NFAM promotes research into alternative therapies. The site evaluates, gives contact information, and summarizes the therapies of many CAM clinics in the world. It also has a glossary of many types of therapies. Drs. Weil and Chopra are on the scientific advisory board. In general, the site has a lot of information and is a worthwhile site to visit if you are interested in alternative therapies.
These institutions incorporate concepts of complementary and alternative medicine into their programs. Direct link to About Herbs, Botanicals, and Other Products on the MSKKC site (11/2014).
The Carol Anne Schwartz Cancer Initiative is at the Rosenthal Center for CAM (see below). This program was founded by the family of Carol Anne Schwartz to make reliable information on complementary cancer therapies readily available to help others with cancer and to be a resource to the healthcare community.
Integrative Therapies Program for Children with Cancer Providing information on pediatric cancer and complementary/alternative therapies. "The goal of the Integrative Therapies Program is to provide guidance to patients, families and physicians regarding the possible benefits of herbs, vitamins, dietary changes, mind-body and other complementary therapies, as well as collecting information, providing services and doing research on how these therapies interact with the chemotherapy, radiation and other conventional treatments that patients receive." (The Integrative Therapies program is located at Columbia University in NY.)
Conference Page on Comprehensive Cancer Care.
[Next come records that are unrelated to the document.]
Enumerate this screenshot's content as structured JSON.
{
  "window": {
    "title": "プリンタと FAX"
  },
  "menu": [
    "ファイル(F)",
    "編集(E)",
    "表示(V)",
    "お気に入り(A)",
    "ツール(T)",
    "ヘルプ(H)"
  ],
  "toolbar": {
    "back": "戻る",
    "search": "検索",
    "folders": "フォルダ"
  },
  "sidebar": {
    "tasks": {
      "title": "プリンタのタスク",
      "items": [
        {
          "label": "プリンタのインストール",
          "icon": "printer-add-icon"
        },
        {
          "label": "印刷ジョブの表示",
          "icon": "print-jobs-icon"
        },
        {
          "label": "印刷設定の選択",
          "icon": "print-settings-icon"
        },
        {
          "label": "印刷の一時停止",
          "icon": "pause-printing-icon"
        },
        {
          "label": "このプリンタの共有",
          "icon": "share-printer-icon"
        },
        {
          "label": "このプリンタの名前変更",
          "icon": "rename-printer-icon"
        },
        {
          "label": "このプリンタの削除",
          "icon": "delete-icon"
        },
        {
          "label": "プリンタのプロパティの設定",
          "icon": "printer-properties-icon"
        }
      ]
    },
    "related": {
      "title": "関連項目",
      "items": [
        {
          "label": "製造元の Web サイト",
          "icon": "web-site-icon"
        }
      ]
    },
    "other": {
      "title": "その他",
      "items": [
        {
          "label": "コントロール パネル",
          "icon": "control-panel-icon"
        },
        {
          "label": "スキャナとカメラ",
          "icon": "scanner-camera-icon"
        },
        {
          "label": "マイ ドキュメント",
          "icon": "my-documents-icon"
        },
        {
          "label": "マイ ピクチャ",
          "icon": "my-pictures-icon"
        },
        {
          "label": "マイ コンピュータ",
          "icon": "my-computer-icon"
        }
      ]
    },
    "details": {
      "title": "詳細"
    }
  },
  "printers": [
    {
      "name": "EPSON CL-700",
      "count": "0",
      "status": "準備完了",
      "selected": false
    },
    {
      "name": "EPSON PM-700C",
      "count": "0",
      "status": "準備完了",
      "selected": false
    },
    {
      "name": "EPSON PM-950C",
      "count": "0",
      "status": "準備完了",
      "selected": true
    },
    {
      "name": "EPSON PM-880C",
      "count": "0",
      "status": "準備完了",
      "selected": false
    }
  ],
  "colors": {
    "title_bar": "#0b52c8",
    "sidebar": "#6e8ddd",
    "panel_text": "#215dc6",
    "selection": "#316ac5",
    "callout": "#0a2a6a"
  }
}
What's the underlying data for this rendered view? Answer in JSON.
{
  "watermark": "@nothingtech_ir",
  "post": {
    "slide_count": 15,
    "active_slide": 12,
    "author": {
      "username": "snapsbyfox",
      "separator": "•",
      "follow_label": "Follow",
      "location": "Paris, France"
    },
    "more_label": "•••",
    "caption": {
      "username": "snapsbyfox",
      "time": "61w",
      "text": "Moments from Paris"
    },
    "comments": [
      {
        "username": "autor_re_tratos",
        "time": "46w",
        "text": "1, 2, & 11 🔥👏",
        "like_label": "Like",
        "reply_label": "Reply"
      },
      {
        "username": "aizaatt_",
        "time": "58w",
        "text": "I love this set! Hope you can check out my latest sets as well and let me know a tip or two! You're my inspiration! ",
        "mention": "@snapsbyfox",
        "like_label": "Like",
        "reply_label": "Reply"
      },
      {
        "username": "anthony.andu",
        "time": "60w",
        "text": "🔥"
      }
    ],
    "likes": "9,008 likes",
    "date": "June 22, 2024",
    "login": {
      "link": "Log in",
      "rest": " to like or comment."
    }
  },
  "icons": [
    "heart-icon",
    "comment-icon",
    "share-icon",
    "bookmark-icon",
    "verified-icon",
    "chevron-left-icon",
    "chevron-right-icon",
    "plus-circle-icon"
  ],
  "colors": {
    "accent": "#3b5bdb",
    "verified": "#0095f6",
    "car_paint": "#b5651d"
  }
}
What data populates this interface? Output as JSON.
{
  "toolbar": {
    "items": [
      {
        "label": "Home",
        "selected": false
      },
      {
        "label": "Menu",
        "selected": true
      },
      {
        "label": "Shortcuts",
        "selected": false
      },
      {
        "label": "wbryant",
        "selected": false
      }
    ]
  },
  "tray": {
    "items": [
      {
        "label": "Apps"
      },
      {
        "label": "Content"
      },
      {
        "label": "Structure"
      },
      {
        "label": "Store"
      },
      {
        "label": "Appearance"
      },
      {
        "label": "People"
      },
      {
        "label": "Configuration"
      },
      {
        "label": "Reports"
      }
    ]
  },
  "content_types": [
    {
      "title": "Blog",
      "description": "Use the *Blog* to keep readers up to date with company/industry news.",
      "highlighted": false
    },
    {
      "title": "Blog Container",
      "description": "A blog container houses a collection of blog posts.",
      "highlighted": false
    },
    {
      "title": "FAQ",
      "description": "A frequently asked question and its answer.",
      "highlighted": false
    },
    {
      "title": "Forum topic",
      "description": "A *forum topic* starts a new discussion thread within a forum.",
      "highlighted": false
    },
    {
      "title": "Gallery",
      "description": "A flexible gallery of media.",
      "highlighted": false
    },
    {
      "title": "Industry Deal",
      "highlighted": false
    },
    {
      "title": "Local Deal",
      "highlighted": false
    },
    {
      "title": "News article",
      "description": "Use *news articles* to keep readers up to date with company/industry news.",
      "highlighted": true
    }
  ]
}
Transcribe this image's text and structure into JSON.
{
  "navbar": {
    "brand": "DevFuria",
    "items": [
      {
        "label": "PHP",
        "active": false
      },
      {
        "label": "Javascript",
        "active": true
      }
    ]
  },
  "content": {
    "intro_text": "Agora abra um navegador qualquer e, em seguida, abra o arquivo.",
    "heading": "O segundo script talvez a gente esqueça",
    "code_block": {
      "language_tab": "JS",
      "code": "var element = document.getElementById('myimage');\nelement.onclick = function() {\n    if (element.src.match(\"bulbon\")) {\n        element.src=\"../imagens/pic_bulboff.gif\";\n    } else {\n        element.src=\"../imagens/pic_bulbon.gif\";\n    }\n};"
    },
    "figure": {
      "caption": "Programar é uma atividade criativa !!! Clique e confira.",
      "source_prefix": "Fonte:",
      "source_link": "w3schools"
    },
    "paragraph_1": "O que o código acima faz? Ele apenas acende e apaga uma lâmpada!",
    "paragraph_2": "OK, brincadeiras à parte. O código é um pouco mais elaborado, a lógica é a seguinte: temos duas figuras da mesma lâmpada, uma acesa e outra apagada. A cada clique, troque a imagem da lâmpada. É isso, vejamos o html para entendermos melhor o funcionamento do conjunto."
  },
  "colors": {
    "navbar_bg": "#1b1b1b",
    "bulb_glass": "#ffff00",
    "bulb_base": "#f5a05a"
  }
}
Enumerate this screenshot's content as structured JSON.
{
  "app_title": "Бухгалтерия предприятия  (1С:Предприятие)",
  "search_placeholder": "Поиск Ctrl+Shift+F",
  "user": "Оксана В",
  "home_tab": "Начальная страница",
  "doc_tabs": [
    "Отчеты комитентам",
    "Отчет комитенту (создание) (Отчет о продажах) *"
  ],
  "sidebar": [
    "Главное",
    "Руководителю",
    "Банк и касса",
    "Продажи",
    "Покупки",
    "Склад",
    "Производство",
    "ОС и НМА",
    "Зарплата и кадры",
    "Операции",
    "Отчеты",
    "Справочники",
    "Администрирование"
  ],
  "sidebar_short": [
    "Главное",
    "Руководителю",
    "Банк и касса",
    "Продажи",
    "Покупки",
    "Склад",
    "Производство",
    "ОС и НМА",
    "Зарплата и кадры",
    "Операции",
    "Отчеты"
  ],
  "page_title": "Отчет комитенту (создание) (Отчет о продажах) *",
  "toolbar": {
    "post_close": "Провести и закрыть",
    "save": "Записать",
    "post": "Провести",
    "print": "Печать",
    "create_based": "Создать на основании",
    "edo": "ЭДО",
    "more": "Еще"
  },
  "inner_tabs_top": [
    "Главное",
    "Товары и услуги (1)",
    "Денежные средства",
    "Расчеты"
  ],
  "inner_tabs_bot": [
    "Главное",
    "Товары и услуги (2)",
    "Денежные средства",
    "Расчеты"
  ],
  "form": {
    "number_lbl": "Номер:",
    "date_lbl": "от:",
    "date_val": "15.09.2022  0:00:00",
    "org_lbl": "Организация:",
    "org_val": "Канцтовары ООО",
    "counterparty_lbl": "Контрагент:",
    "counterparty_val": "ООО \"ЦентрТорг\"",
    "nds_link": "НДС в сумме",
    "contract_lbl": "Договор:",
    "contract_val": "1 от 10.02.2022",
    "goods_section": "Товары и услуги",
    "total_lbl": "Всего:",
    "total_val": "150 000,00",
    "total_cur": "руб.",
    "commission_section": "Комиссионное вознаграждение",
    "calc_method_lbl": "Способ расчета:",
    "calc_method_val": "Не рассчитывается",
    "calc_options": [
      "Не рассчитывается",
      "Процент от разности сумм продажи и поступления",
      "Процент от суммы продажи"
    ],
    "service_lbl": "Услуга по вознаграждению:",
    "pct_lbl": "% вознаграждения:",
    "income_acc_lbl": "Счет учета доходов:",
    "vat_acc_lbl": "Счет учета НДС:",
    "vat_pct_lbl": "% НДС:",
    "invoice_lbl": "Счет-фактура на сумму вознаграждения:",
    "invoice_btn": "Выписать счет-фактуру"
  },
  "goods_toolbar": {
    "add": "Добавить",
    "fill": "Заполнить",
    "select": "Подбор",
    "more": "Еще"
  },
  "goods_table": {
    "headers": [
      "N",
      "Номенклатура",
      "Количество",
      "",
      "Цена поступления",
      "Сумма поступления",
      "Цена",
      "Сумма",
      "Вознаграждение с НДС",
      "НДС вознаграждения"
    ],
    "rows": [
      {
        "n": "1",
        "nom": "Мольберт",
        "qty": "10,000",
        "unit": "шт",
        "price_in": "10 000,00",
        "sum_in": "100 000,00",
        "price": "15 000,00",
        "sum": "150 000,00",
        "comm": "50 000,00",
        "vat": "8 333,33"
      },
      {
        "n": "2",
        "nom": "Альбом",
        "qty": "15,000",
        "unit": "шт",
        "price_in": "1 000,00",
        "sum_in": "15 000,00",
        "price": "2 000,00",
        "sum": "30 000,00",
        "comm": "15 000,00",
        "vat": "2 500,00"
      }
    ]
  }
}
This page lists the Conferences from 1998-2011 (and beyond), with transcripts or summaries of all the talks.
For instance, in the 2000 conference: CAM Therapies in Pediatric Oncology
But don't stop there, there is a wealth of information on this site. Many topics are discussed, from how to determine if an alternative therapy is good to discussions of specific alternative and complementary therapies.
The JLS Foundation discusses alternative and homeopathic therapies from the view point of parents who have been through it. Their daughter had recurring AML and lived a year after the doctors gave her only weeks to live. They list types of therapies and give general advice as to how to judge pediatric alternative therapies, legal, financial, practical concerns, what questions to ask. They ask readers to correspond by email so that they can gather a database of useful treatments. They have not posted the results of any such data collection.
The LHTF was organized in the fall of 1998 by faculty, staff and students from Children’s Hospital, the Massachusetts College of Pharmacy and Health Sciences and the Dana Farber Cancer Institute to learn more about and teach other clinicians about herbs and dietary supplements. The site has a lot of good information on these therapies.
The web site has a lot of written materials available online. The information is referenced with scientific support.
"The Annie Appleseed Project, a 501 (c)3 non profit corporation, provides information, education, advocacy and awareness for people with cancer, family and friends interested in, complementary, alternative medicine (CAM), natural therapies from the patient perspective." (accessed 1/05) Looks like a lot of information on this site.
Just in case you missed them on the main ped-onc CAM page: